Countries that receive TPS status are typically experiencing great socioeconomic difficulties involving war, violence, or natural disaster. On the other hand, SSR covered “world events that affect F-1 Students from a particular region and create significant financial hardships.” The US extended SSR status to Myanmar, Syria, and Venezuela last year.

Niskanen Centre Vice President for Policy and Director of Immigration Kristie De Peña pointed out that while the policies are in place to help international students, its application might seem a little more complicated. “For some F-1 students, it may make sense to apply for TPS status. For others — especially those from countries with expectations of shorter TPS designations — it may make more sense to keep F-1 designation to ensure no interruption in their education to reapply for a student visa should their country’s TPS designation end,” she writes.

international students

Protesters make the three-finger salute as they take part in a demonstration against the military coup in Mandalay, Myanmar. Source: STR/AFP

Even SSR status could expire before international students on F-1 visas are granted their extension. This forces them to stop working while waiting for the extension. Such gaps may be avoided if international students automatically receive the support of these policies, without having to file a separate application.

International students still need concessions

In June, the DHS afforded Burmese students SSR designation, which effectively eased restrictions for non-immigrants under an F-1 student visa. This included reducing the number of required credit hours as well as allowing longer working hours — both measures the DHS believed would help Burmese students better support themselves as their nation struggles with long-term civil conflict.

Nearly 250,000 Burmese citizens have been displaced by the military coup and subsequent turmoil. Analysts project that this could lower the country’s GDP by up to 20% in the coming year, due to bank closures, cash withdrawal interruptions, and sharp price hikes for basic necessities.

De Peña’s final suggestion may be radical, but it holds water: “We can go a step further by extending SSR status to all F-1 students right now due to the COVID pandemic,” she writes, elaborating on the importance of a “blanket flexibility” to support international students at a comfortable pace.
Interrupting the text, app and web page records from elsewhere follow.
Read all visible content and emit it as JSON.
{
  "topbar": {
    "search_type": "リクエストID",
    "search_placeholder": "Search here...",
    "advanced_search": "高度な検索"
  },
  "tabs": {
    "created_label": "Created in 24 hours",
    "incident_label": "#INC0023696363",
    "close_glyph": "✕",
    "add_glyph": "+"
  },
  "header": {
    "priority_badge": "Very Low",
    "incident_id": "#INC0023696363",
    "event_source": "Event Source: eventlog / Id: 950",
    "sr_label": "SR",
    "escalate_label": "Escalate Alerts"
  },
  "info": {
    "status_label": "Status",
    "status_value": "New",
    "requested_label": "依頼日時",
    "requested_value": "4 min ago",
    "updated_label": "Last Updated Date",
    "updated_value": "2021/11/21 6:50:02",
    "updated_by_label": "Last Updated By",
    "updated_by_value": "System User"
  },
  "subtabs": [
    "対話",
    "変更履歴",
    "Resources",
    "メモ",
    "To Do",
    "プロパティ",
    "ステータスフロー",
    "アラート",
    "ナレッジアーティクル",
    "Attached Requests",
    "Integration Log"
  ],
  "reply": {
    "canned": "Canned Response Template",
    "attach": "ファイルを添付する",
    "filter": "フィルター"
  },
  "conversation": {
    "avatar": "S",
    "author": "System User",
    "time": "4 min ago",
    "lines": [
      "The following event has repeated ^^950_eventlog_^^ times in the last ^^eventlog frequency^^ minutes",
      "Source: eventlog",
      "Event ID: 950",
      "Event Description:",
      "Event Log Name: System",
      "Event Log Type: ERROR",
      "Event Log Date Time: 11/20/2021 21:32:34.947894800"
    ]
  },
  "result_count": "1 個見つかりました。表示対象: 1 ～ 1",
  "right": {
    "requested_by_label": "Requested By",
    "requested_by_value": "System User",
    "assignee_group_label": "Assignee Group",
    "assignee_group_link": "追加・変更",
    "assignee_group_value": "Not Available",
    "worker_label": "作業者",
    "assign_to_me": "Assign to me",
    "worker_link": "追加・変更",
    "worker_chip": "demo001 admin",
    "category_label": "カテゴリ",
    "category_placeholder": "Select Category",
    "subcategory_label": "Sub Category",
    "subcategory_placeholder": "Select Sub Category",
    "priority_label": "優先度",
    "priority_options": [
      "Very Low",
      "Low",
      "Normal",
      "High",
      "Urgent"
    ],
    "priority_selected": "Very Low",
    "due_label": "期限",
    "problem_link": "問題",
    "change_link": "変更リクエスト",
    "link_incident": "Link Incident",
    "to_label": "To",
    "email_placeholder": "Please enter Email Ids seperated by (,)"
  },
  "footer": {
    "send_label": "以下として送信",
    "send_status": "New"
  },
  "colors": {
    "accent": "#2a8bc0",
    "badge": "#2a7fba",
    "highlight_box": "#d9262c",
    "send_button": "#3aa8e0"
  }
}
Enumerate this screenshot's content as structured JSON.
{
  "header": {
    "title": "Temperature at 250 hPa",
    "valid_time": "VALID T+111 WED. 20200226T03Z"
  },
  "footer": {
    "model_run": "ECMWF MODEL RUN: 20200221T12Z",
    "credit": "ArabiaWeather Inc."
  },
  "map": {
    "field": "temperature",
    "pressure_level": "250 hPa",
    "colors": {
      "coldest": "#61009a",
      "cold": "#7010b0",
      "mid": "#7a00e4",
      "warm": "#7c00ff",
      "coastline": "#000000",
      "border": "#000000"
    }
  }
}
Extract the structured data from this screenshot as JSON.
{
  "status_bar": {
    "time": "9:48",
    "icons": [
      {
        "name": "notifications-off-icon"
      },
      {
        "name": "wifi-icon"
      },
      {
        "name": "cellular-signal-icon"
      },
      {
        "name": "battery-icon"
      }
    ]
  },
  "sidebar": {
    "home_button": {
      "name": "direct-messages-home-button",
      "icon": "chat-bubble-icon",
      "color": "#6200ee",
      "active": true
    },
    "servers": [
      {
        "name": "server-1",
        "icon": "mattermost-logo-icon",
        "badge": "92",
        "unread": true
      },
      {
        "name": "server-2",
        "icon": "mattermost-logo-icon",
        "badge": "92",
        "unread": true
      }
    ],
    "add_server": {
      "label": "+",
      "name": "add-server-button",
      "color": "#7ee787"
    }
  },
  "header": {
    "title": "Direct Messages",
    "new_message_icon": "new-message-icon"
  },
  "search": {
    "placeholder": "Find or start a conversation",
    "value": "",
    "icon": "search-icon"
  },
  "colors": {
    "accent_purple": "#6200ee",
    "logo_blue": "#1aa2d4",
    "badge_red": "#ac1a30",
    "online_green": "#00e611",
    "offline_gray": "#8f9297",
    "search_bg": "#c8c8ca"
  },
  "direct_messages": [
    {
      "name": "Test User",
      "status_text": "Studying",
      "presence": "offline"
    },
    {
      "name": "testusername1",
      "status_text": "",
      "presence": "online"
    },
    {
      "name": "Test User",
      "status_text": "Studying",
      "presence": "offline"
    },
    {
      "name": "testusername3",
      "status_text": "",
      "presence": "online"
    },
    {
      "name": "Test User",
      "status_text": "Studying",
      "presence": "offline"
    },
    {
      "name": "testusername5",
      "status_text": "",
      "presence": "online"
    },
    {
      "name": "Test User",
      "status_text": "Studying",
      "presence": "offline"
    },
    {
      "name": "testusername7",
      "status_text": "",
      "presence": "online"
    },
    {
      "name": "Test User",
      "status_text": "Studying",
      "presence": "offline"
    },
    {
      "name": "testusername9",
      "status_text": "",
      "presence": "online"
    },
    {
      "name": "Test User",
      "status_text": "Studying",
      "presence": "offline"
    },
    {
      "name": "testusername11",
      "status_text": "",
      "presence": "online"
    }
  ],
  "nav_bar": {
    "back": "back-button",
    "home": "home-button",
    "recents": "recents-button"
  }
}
As circumstances change rapidly due to vaccinations and travel restrictions, the US is preparing to welcome thousands of international students back for the fall semester this year. Additional visa concessions could go a long way in facilitating this return.